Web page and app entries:
══════
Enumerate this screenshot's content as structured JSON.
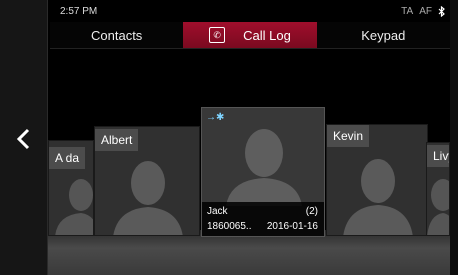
{
  "status": {
    "time": "2:57 PM",
    "ta": "TA",
    "af": "AF",
    "bluetooth_icon": "bluetooth-icon"
  },
  "tabs": [
    {
      "label": "Contacts"
    },
    {
      "label": "Call Log",
      "icon": "phone-call-log-icon"
    },
    {
      "label": "Keypad"
    }
  ],
  "nav": {
    "back_icon": "chevron-left-icon"
  },
  "contacts": [
    {
      "name": "A da"
    },
    {
      "name": "Albert"
    },
    {
      "name": "Jack",
      "count": "(2)",
      "number": "1860065..",
      "date": "2016-01-16",
      "bluetooth": "bluetooth-phone-icon"
    },
    {
      "name": "Kevin"
    },
    {
      "name": "Livy"
    }
  ],
  "colors": {
    "active_tab": "#a00e2c",
    "background": "#000000"
  }
}
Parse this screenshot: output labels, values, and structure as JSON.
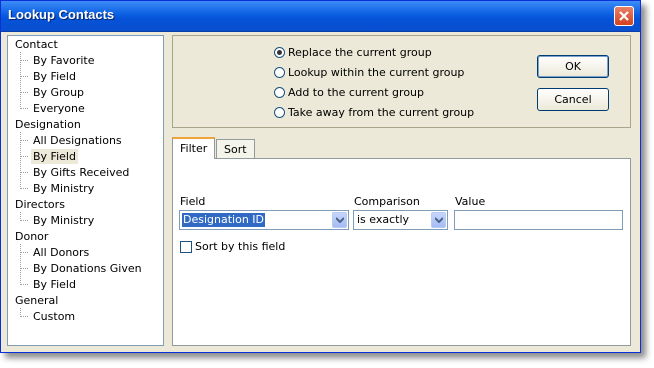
{
  "window": {
    "title": "Lookup Contacts"
  },
  "tree": {
    "groups": [
      {
        "label": "Contact",
        "children": [
          "By Favorite",
          "By Field",
          "By Group",
          "Everyone"
        ]
      },
      {
        "label": "Designation",
        "children": [
          "All Designations",
          "By Field",
          "By Gifts Received",
          "By Ministry"
        ]
      },
      {
        "label": "Directors",
        "children": [
          "By Ministry"
        ]
      },
      {
        "label": "Donor",
        "children": [
          "All Donors",
          "By Donations Given",
          "By Field"
        ]
      },
      {
        "label": "General",
        "children": [
          "Custom"
        ]
      }
    ],
    "selected": "Designation / By Field"
  },
  "options": {
    "radios": [
      {
        "label": "Replace the current group",
        "checked": true
      },
      {
        "label": "Lookup within the current group",
        "checked": false
      },
      {
        "label": "Add to the current group",
        "checked": false
      },
      {
        "label": "Take away from the current group",
        "checked": false
      }
    ]
  },
  "buttons": {
    "ok": "OK",
    "cancel": "Cancel"
  },
  "tabs": [
    {
      "label": "Filter",
      "active": true
    },
    {
      "label": "Sort",
      "active": false
    }
  ],
  "filter": {
    "field_label": "Field",
    "field_value": "Designation ID",
    "comparison_label": "Comparison",
    "comparison_value": "is exactly",
    "value_label": "Value",
    "value_value": "",
    "sort_checkbox_label": "Sort by this field",
    "sort_checked": false
  }
}
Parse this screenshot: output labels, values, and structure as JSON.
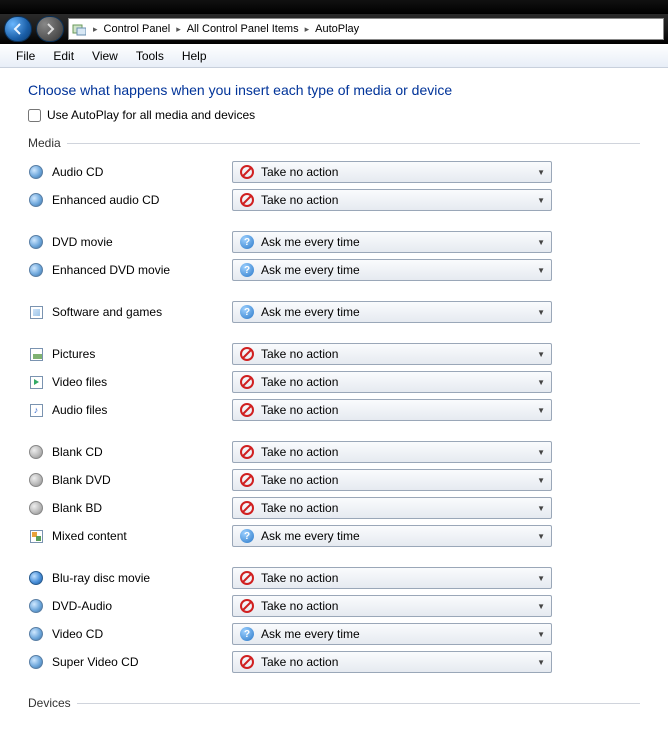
{
  "breadcrumb": {
    "root_icon": "▸",
    "items": [
      "Control Panel",
      "All Control Panel Items",
      "AutoPlay"
    ]
  },
  "menu": {
    "file": "File",
    "edit": "Edit",
    "view": "View",
    "tools": "Tools",
    "help": "Help"
  },
  "heading": "Choose what happens when you insert each type of media or device",
  "checkbox_label": "Use AutoPlay for all media and devices",
  "section_media": "Media",
  "section_devices": "Devices",
  "actions": {
    "no": "Take no action",
    "ask": "Ask me every time"
  },
  "media": [
    {
      "label": "Audio CD",
      "icon": "disc",
      "action": "no",
      "gap": false
    },
    {
      "label": "Enhanced audio CD",
      "icon": "disc",
      "action": "no",
      "gap": true
    },
    {
      "label": "DVD movie",
      "icon": "disc",
      "action": "ask",
      "gap": false
    },
    {
      "label": "Enhanced DVD movie",
      "icon": "disc",
      "action": "ask",
      "gap": true
    },
    {
      "label": "Software and games",
      "icon": "box",
      "action": "ask",
      "gap": true
    },
    {
      "label": "Pictures",
      "icon": "pic",
      "action": "no",
      "gap": false
    },
    {
      "label": "Video files",
      "icon": "vid",
      "action": "no",
      "gap": false
    },
    {
      "label": "Audio files",
      "icon": "aud",
      "action": "no",
      "gap": true
    },
    {
      "label": "Blank CD",
      "icon": "grey",
      "action": "no",
      "gap": false
    },
    {
      "label": "Blank DVD",
      "icon": "grey",
      "action": "no",
      "gap": false
    },
    {
      "label": "Blank BD",
      "icon": "grey",
      "action": "no",
      "gap": false
    },
    {
      "label": "Mixed content",
      "icon": "mixed",
      "action": "ask",
      "gap": true
    },
    {
      "label": "Blu-ray disc movie",
      "icon": "blue",
      "action": "no",
      "gap": false
    },
    {
      "label": "DVD-Audio",
      "icon": "disc",
      "action": "no",
      "gap": false
    },
    {
      "label": "Video CD",
      "icon": "disc",
      "action": "ask",
      "gap": false
    },
    {
      "label": "Super Video CD",
      "icon": "disc",
      "action": "no",
      "gap": true
    }
  ]
}
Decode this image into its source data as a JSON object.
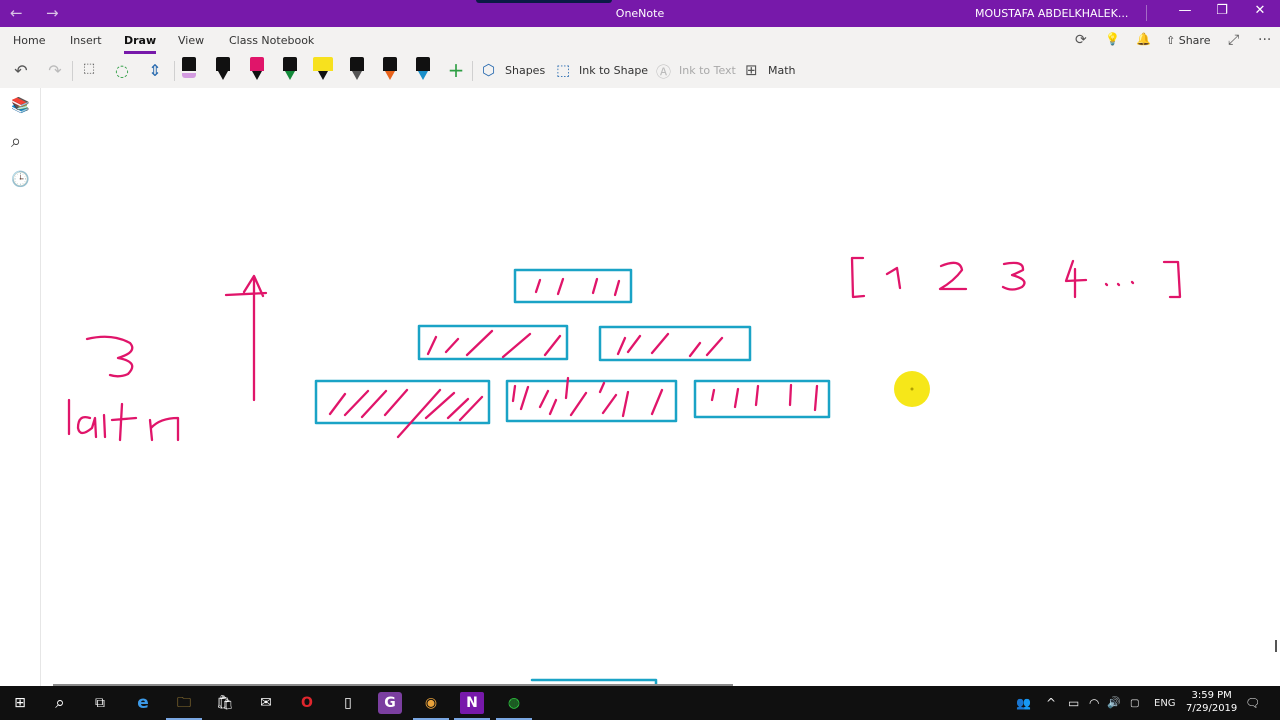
{
  "titlebar": {
    "back": "←",
    "forward": "→",
    "app_name": "OneNote",
    "user": "MOUSTAFA ABDELKHALEK...",
    "minimize": "—",
    "restore": "❐",
    "close": "✕"
  },
  "tabs": [
    "Home",
    "Insert",
    "Draw",
    "View",
    "Class Notebook"
  ],
  "active_tab": "Draw",
  "top_icons": {
    "sync": "⟳",
    "lightbulb": "💡",
    "bell": "🔔",
    "share": "Share",
    "expand": "⤢",
    "more": "···"
  },
  "toolbar": {
    "undo": "↶",
    "redo": "↷",
    "lasso": "⬚",
    "select": "◌",
    "space": "⇕",
    "add_pen": "+",
    "shapes": "Shapes",
    "ink_to_shape": "Ink to Shape",
    "ink_to_text": "Ink to Text",
    "math": "Math"
  },
  "pens": [
    {
      "band": "#d39be0"
    },
    {
      "band": "#000000"
    },
    {
      "band": "#e0156a"
    },
    {
      "band": "#138a3a"
    },
    {
      "band": "#f7e11e"
    },
    {
      "band": "#ffffff"
    },
    {
      "band": "#e8631b"
    },
    {
      "band": "#1a8fc9"
    }
  ],
  "leftrail": {
    "notebooks": "📚",
    "search": "⌕",
    "recent": "🕒"
  },
  "canvas_ink": {
    "ink_pink": "#e0156a",
    "ink_blue": "#1aa3c6",
    "cursor_color": "#f5e400",
    "handwritten_number": "3",
    "handwritten_word": "laitr",
    "array_text": [
      "1",
      "2",
      "3",
      "4",
      "..."
    ]
  },
  "taskbar": {
    "icons": [
      "start-icon",
      "search-icon",
      "task-view-icon",
      "edge-icon",
      "file-explorer-icon",
      "store-icon",
      "mail-icon",
      "opera-icon",
      "file-icon",
      "pdf-app-icon",
      "chrome-icon",
      "onenote-icon",
      "app-icon"
    ],
    "glyphs": {
      "start": "⊞",
      "search": "⌕",
      "task_view": "⧉",
      "edge": "e",
      "folder": "🗀",
      "store": "🛍",
      "mail": "✉",
      "opera": "O",
      "file": "▯",
      "pdf": "G",
      "chrome": "◉",
      "onenote": "N",
      "app": "◍"
    },
    "tray": {
      "people": "👥",
      "chevron": "^",
      "battery": "▭",
      "wifi": "◠",
      "volume": "🔊",
      "lang": "ENG",
      "notifications": "🗨"
    },
    "time": "3:59 PM",
    "date": "7/29/2019"
  }
}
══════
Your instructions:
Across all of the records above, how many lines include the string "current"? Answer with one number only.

Result of the task:
4